- [ASSIGNMENT] The answer should be each line of the records that contains the word "steampowered"; please copy them all.

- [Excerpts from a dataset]
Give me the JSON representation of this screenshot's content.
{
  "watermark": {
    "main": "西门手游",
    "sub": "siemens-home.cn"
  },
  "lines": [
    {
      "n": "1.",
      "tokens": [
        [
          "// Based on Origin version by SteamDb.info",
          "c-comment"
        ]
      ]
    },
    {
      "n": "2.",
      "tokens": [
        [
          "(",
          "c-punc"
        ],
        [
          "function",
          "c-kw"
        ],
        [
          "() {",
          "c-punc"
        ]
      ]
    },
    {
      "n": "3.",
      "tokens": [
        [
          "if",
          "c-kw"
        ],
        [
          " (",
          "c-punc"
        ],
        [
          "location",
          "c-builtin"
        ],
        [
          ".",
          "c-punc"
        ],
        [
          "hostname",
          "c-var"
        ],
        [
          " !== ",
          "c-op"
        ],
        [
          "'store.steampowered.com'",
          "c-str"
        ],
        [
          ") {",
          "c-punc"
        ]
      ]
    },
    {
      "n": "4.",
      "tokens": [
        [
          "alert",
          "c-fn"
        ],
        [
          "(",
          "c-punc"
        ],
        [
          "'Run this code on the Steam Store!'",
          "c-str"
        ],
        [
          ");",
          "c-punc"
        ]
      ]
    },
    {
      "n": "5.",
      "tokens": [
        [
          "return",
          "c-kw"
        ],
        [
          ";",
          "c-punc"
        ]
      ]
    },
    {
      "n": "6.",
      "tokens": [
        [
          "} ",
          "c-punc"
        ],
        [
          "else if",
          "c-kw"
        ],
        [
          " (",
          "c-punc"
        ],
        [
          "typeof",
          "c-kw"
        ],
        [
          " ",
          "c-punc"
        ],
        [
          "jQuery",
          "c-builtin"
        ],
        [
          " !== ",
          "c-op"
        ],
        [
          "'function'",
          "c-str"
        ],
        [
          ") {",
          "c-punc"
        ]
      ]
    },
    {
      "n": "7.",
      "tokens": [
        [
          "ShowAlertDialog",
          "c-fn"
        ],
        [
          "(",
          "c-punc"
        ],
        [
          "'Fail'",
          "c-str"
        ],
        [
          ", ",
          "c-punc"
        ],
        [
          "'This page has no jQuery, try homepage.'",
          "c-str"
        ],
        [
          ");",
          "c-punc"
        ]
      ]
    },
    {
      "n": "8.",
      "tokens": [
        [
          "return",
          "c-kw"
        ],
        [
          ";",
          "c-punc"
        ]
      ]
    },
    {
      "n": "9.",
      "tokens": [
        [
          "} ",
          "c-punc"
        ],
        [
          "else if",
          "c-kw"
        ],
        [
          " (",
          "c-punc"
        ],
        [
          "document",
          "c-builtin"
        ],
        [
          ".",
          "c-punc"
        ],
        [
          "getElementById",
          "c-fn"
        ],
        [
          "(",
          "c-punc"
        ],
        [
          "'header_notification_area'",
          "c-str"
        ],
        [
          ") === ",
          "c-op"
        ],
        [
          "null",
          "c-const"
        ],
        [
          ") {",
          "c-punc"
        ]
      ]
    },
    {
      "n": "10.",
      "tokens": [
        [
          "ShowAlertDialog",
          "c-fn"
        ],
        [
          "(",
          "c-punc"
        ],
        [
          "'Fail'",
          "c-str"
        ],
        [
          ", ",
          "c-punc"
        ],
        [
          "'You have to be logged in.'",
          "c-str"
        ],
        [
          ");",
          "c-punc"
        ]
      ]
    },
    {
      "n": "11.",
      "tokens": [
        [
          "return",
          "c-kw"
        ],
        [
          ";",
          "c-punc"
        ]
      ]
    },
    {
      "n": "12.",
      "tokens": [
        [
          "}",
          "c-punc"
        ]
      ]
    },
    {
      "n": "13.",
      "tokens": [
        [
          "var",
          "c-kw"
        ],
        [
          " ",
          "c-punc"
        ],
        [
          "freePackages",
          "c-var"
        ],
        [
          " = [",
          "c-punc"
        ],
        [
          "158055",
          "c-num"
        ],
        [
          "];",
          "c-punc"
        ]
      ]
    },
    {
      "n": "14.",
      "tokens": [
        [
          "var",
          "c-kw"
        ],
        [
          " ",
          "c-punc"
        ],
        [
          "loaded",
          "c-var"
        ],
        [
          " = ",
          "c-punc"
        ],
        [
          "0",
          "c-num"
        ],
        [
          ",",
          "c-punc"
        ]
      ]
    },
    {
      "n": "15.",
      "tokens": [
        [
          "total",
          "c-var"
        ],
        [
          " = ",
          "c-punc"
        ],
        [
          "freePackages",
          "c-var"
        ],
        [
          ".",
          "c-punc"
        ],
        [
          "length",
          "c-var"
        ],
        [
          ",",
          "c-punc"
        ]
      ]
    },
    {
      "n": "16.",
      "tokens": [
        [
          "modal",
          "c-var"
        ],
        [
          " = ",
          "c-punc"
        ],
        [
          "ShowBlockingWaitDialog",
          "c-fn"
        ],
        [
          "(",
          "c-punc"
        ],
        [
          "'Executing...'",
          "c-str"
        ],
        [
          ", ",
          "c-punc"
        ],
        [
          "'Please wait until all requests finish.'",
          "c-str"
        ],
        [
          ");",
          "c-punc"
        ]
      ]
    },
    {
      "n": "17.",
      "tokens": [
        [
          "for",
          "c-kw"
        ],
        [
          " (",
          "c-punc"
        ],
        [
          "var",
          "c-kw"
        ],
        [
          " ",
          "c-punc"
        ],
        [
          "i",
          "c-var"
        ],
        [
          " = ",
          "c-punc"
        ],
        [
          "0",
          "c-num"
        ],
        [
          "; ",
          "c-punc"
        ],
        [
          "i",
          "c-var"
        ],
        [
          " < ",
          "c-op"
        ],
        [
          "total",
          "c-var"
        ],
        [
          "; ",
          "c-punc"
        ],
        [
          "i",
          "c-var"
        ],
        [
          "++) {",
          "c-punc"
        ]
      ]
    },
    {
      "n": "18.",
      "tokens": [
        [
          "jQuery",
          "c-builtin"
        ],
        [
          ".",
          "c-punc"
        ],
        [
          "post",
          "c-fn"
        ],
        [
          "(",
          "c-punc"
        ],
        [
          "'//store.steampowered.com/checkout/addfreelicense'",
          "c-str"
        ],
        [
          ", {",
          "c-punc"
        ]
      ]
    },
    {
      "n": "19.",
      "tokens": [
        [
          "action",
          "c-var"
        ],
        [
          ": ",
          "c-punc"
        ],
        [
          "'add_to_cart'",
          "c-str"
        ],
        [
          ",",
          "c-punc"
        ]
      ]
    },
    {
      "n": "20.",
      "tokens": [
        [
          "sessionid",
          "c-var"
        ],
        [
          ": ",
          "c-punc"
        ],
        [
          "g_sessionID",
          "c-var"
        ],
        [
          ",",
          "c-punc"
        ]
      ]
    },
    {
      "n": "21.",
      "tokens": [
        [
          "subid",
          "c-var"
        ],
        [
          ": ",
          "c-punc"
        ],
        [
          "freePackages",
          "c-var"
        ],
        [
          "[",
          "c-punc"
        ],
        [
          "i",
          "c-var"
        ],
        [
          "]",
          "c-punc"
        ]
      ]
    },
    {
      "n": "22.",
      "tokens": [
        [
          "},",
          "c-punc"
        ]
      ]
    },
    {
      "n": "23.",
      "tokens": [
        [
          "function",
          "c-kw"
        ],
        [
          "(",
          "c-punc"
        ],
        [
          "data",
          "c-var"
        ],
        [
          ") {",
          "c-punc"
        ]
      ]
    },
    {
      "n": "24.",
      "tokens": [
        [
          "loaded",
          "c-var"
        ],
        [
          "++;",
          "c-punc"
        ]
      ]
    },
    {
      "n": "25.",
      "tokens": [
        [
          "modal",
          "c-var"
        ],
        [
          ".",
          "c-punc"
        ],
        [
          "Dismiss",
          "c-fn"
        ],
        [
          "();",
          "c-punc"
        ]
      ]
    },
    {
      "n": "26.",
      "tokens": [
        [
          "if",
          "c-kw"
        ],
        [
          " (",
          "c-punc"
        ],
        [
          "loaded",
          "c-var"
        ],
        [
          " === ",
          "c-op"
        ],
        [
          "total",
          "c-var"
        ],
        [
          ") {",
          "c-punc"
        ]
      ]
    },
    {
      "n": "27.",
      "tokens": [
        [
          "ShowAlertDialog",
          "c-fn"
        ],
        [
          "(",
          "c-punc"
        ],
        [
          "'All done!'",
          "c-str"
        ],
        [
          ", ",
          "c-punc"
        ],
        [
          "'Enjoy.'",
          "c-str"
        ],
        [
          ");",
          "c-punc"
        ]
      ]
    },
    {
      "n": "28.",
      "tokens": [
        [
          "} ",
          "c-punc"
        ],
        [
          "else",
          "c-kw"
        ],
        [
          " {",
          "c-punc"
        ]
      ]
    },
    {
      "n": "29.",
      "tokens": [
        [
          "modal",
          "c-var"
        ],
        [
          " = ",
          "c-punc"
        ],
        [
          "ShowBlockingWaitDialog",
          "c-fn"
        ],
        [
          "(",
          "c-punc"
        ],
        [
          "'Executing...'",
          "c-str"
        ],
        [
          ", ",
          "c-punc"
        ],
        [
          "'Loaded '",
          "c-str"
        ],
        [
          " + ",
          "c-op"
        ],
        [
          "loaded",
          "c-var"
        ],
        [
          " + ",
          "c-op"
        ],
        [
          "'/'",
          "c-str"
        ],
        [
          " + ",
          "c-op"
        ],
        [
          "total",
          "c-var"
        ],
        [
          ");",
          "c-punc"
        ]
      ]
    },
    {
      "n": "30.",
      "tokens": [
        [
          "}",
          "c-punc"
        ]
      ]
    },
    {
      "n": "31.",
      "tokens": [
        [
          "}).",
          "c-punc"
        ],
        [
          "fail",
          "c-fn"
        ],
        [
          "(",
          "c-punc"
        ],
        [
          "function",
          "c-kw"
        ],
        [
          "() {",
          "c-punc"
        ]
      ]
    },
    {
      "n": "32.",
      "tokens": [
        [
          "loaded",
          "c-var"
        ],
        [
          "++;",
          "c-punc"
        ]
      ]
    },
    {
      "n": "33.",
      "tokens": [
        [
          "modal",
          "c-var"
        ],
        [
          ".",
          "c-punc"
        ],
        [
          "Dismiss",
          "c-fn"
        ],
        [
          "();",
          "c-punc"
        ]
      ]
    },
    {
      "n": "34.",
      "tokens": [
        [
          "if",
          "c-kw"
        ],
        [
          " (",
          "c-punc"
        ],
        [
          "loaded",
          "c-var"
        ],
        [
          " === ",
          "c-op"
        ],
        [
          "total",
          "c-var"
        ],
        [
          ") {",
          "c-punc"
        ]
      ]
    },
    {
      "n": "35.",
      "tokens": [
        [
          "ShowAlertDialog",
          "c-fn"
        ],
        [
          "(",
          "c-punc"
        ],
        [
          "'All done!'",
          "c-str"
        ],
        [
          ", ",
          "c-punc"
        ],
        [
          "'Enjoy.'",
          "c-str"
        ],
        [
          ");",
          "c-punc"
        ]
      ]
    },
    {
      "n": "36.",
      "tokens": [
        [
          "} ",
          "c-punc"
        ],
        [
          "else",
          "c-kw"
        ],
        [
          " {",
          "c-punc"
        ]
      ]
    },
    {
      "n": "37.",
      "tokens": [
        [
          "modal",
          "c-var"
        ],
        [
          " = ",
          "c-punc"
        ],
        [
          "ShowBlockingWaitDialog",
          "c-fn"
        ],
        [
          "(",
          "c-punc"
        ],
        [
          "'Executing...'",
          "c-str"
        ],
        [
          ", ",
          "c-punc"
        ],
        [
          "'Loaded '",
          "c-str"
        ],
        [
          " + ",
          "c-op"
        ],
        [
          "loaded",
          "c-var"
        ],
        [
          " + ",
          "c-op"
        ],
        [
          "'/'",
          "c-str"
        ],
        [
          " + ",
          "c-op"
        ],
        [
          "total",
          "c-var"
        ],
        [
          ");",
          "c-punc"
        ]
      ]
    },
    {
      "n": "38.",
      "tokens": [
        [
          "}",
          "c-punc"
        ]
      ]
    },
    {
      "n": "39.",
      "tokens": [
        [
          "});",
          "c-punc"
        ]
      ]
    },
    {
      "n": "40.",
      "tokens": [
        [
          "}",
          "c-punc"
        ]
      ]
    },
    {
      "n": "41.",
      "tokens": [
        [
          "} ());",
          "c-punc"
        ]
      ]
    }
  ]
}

- [RESPONSE BELOW]
          "'store.steampowered.com'",
          "'//store.steampowered.com/checkout/addfreelicense'",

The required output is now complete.